Justice of United States Supreme Court , whom I know well and who is great friend of Hopkins and close to the President , saw me today. He regards it as urgent and most important that following should be got to Mr. Churchill before he sees Hopkins.
Hopkins is passionately anti-totalitarian. He has such high regard and affection amounting almost to reverence for the President that he is liable to react against anyone who does not show clear evidence of similar regard. He has feeling that Mr. Churchill is not as forthright in his regard for the President as he might be.
My informant believes that there is nothing currently more important than that Hopkins' mission should succeed and that Churchill and Roosevelt be brought close together through the medium of Hopkins.
My friend therefore urges with great sincerity and conviction that Mr. Churchill goes out of his way at early stage to express to Hopkins his great and cordial admiration for the President as a man and as the leader of this American nation and ask that he convey these heartfelt sentiments to the President. There is no surer way of reaching Hopkins' heart and there is no one who can do this more convincingly than Mr. Churchill.
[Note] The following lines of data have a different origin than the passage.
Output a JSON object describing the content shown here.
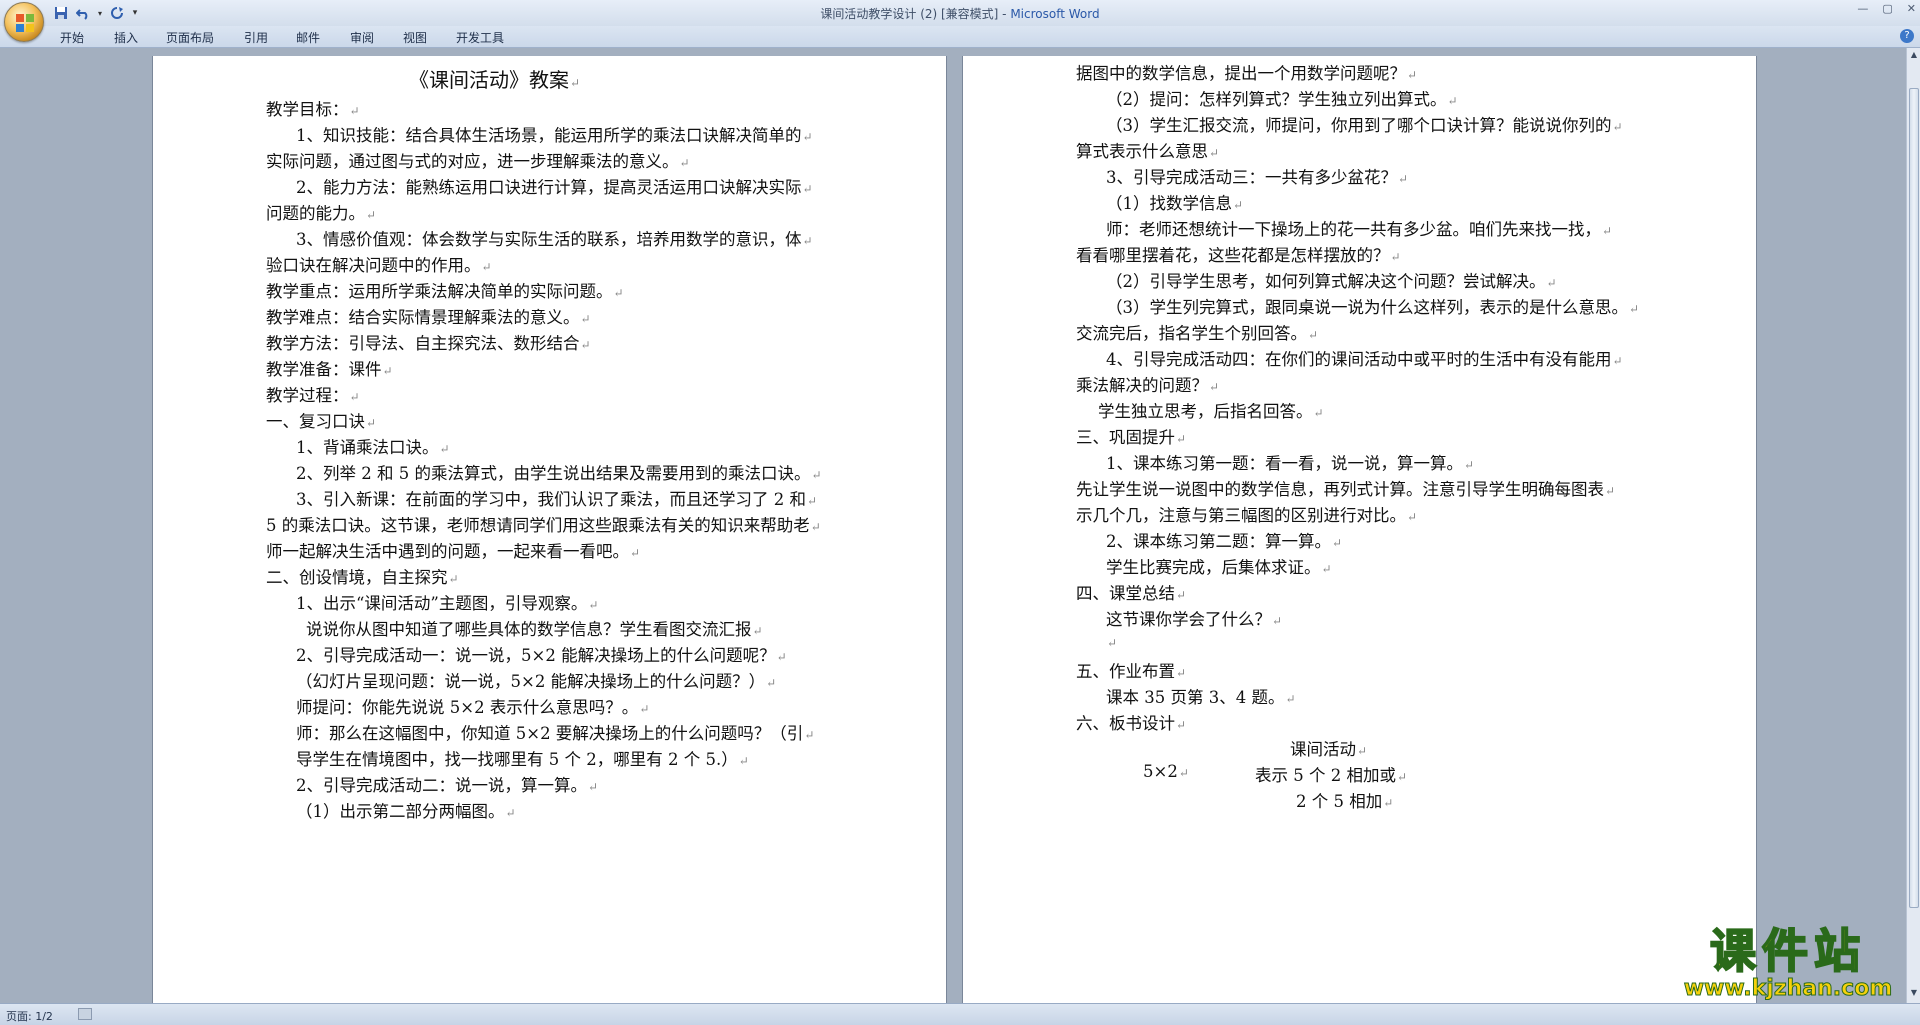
{
  "window": {
    "title_doc": "课间活动教学设计 (2) [兼容模式] - ",
    "title_app": "Microsoft Word",
    "controls": [
      "—",
      "▢",
      "✕"
    ]
  },
  "ribbon": {
    "tabs": [
      "开始",
      "插入",
      "页面布局",
      "引用",
      "邮件",
      "审阅",
      "视图",
      "开发工具"
    ],
    "help": "?"
  },
  "status": {
    "page": "页面: 1/2"
  },
  "watermark": {
    "name": "课件站",
    "url": "www.kjzhan.com"
  },
  "doc": {
    "page1": [
      "《课间活动》教案",
      "教学目标：",
      "1、知识技能：结合具体生活场景，能运用所学的乘法口诀解决简单的",
      "实际问题，通过图与式的对应，进一步理解乘法的意义。",
      "2、能力方法：能熟练运用口诀进行计算，提高灵活运用口诀解决实际",
      "问题的能力。",
      "3、情感价值观：体会数学与实际生活的联系，培养用数学的意识，体",
      "验口诀在解决问题中的作用。",
      "教学重点：运用所学乘法解决简单的实际问题。",
      "教学难点：结合实际情景理解乘法的意义。",
      "教学方法：引导法、自主探究法、数形结合",
      "教学准备：课件",
      "教学过程：",
      "一、复习口诀",
      "1、背诵乘法口诀。",
      "2、列举 2 和 5 的乘法算式，由学生说出结果及需要用到的乘法口诀。",
      "3、引入新课：在前面的学习中，我们认识了乘法，而且还学习了 2 和",
      "5 的乘法口诀。这节课，老师想请同学们用这些跟乘法有关的知识来帮助老",
      "师一起解决生活中遇到的问题，一起来看一看吧。",
      "二、创设情境，自主探究",
      "1、出示“课间活动”主题图，引导观察。",
      "说说你从图中知道了哪些具体的数学信息？学生看图交流汇报",
      "2、引导完成活动一：说一说，5×2 能解决操场上的什么问题呢？",
      "（幻灯片呈现问题：说一说，5×2 能解决操场上的什么问题？）",
      "师提问：你能先说说 5×2 表示什么意思吗？。",
      "师：那么在这幅图中，你知道 5×2 要解决操场上的什么问题吗？（引",
      "导学生在情境图中，找一找哪里有 5 个 2，哪里有 2 个 5.）",
      "2、引导完成活动二：说一说，算一算。",
      "（1）出示第二部分两幅图。"
    ],
    "page2": [
      "据图中的数学信息，提出一个用数学问题呢？",
      "（2）提问：怎样列算式？学生独立列出算式。",
      "（3）学生汇报交流，师提问，你用到了哪个口诀计算？能说说你列的",
      "算式表示什么意思",
      "3、引导完成活动三：一共有多少盆花？",
      "（1）找数学信息",
      "师：老师还想统计一下操场上的花一共有多少盆。咱们先来找一找，",
      "看看哪里摆着花，这些花都是怎样摆放的？",
      "（2）引导学生思考，如何列算式解决这个问题？尝试解决。",
      "（3）学生列完算式，跟同桌说一说为什么这样列，表示的是什么意思。",
      "交流完后，指名学生个别回答。",
      "4、引导完成活动四：在你们的课间活动中或平时的生活中有没有能用",
      "乘法解决的问题？",
      "学生独立思考，后指名回答。",
      "三、巩固提升",
      "1、课本练习第一题：看一看，说一说，算一算。",
      "先让学生说一说图中的数学信息，再列式计算。注意引导学生明确每图表",
      "示几个几，注意与第三幅图的区别进行对比。",
      "2、课本练习第二题：算一算。",
      "学生比赛完成，后集体求证。",
      "四、课堂总结",
      "这节课你学会了什么？",
      "",
      "五、作业布置",
      "课本 35 页第 3、4 题。",
      "六、板书设计",
      "课间活动",
      "5×2",
      "表示 5 个 2 相加或",
      "2 个 5 相加"
    ]
  }
}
My friend who is a very highly placed person in this country lays great stress on the above. He thinks that in the stress of great affairs Mr. Churchill may take for granted such expressions of regard and that if he does H. may interpret it as indifference.